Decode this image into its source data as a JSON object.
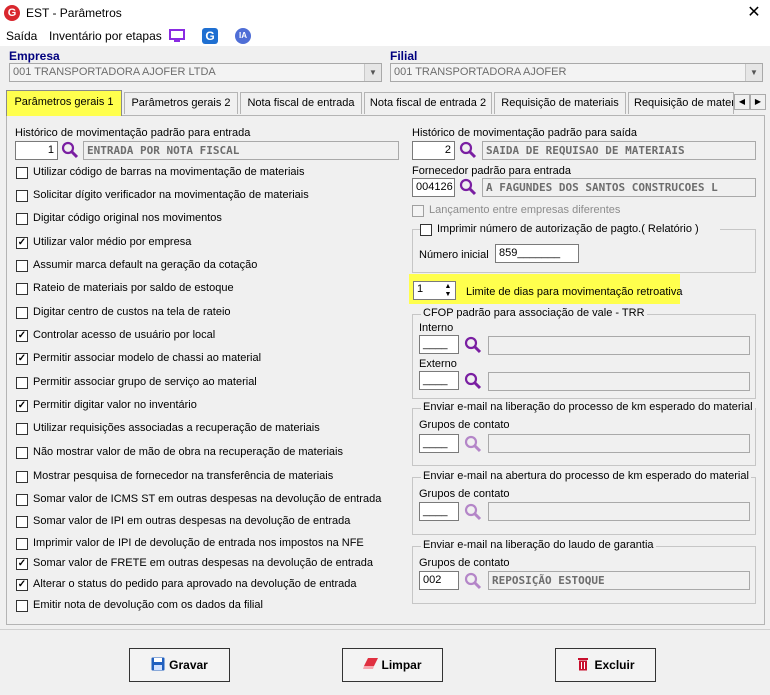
{
  "window": {
    "title": "EST - Parâmetros",
    "logo": "G"
  },
  "menu": {
    "items": [
      {
        "label": "Saída"
      },
      {
        "label": "Inventário por etapas"
      }
    ],
    "icons": [
      "monitor-icon",
      "g-app-icon",
      "ia-icon"
    ],
    "ia_label": "IA",
    "g_label": "G"
  },
  "empresa": {
    "label": "Empresa",
    "value": "001 TRANSPORTADORA AJOFER LTDA"
  },
  "filial": {
    "label": "Filial",
    "value": "001 TRANSPORTADORA AJOFER"
  },
  "tabs": [
    {
      "label": "Parâmetros gerais 1",
      "active": true
    },
    {
      "label": "Parâmetros gerais 2"
    },
    {
      "label": "Nota fiscal de entrada"
    },
    {
      "label": "Nota fiscal de entrada 2"
    },
    {
      "label": "Requisição de materiais"
    },
    {
      "label": "Requisição de materi"
    }
  ],
  "left": {
    "historico_entrada": {
      "label": "Histórico de movimentação padrão para entrada",
      "code": "1",
      "desc": "ENTRADA POR NOTA FISCAL"
    },
    "checkboxes": [
      {
        "label": "Utilizar código de barras na movimentação de materiais",
        "checked": false
      },
      {
        "label": "Solicitar dígito verificador na movimentação de materiais",
        "checked": false
      },
      {
        "label": "Digitar código original nos movimentos",
        "checked": false
      },
      {
        "label": "Utilizar valor médio por empresa",
        "checked": true
      },
      {
        "label": "Assumir marca default na geração da cotação",
        "checked": false
      },
      {
        "label": "Rateio de materiais por saldo de estoque",
        "checked": false
      },
      {
        "label": "Digitar centro de custos na tela de rateio",
        "checked": false
      },
      {
        "label": "Controlar acesso de usuário por local",
        "checked": true
      },
      {
        "label": "Permitir associar modelo de chassi ao material",
        "checked": true
      },
      {
        "label": "Permitir associar grupo de serviço ao material",
        "checked": false
      },
      {
        "label": "Permitir digitar valor no inventário",
        "checked": true
      },
      {
        "label": "Utilizar requisições associadas a recuperação de materiais",
        "checked": false
      },
      {
        "label": "Não mostrar valor de mão de obra na recuperação de materiais",
        "checked": false
      },
      {
        "label": "Mostrar pesquisa de fornecedor na transferência de materiais",
        "checked": false
      },
      {
        "label": "Somar valor de ICMS ST em outras despesas na devolução de entrada",
        "checked": false
      },
      {
        "label": "Somar valor de IPI em outras despesas na devolução de entrada",
        "checked": false
      },
      {
        "label": "Imprimir valor de IPI de devolução de entrada nos impostos na NFE",
        "checked": false
      },
      {
        "label": "Somar valor de FRETE em outras despesas na devolução de entrada",
        "checked": true
      },
      {
        "label": "Alterar o status do pedido para aprovado na devolução de entrada",
        "checked": true
      },
      {
        "label": "Emitir nota de devolução com os dados da filial",
        "checked": false
      }
    ]
  },
  "right": {
    "historico_saida": {
      "label": "Histórico de movimentação padrão para saída",
      "code": "2",
      "desc": "SAIDA DE REQUISAO DE MATERIAIS"
    },
    "fornecedor": {
      "label": "Fornecedor padrão para entrada",
      "code": "004126",
      "desc": "A FAGUNDES DOS SANTOS CONSTRUCOES L"
    },
    "lancamento": {
      "label": "Lançamento entre empresas diferentes",
      "checked": false
    },
    "imprimir_autorizacao": {
      "label": "Imprimir número de autorização de pagto.( Relatório )",
      "checked": false
    },
    "numero_inicial": {
      "label": "Número inicial",
      "value": "859_______"
    },
    "limite": {
      "value": "1",
      "label": "Limite de dias para movimentação retroativa"
    },
    "cfop": {
      "title": "CFOP padrão para associação de vale - TRR",
      "interno_label": "Interno",
      "interno_value": "____",
      "externo_label": "Externo",
      "externo_value": "____"
    },
    "email_km_liberacao": {
      "title": "Enviar e-mail na liberação do processo de km esperado do material",
      "label": "Grupos de contato",
      "value": "____"
    },
    "email_km_abertura": {
      "title": "Enviar e-mail na abertura do processo de km esperado do material",
      "label": "Grupos de contato",
      "value": "____"
    },
    "email_laudo": {
      "title": "Enviar e-mail na liberação do laudo de garantia",
      "label": "Grupos de contato",
      "code": "002",
      "desc": "REPOSIÇÃO ESTOQUE"
    }
  },
  "buttons": {
    "gravar": "Gravar",
    "limpar": "Limpar",
    "excluir": "Excluir"
  },
  "colors": {
    "highlight": "#ffff4d",
    "label_blue": "#00007f",
    "search_purple": "#7a1fa2"
  }
}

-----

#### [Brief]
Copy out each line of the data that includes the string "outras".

#### [Exercise result]
        "label": "Somar valor de ICMS ST em outras despesas na devolução de entrada",
        "label": "Somar valor de IPI em outras despesas na devolução de entrada",
        "label": "Somar valor de FRETE em outras despesas na devolução de entrada",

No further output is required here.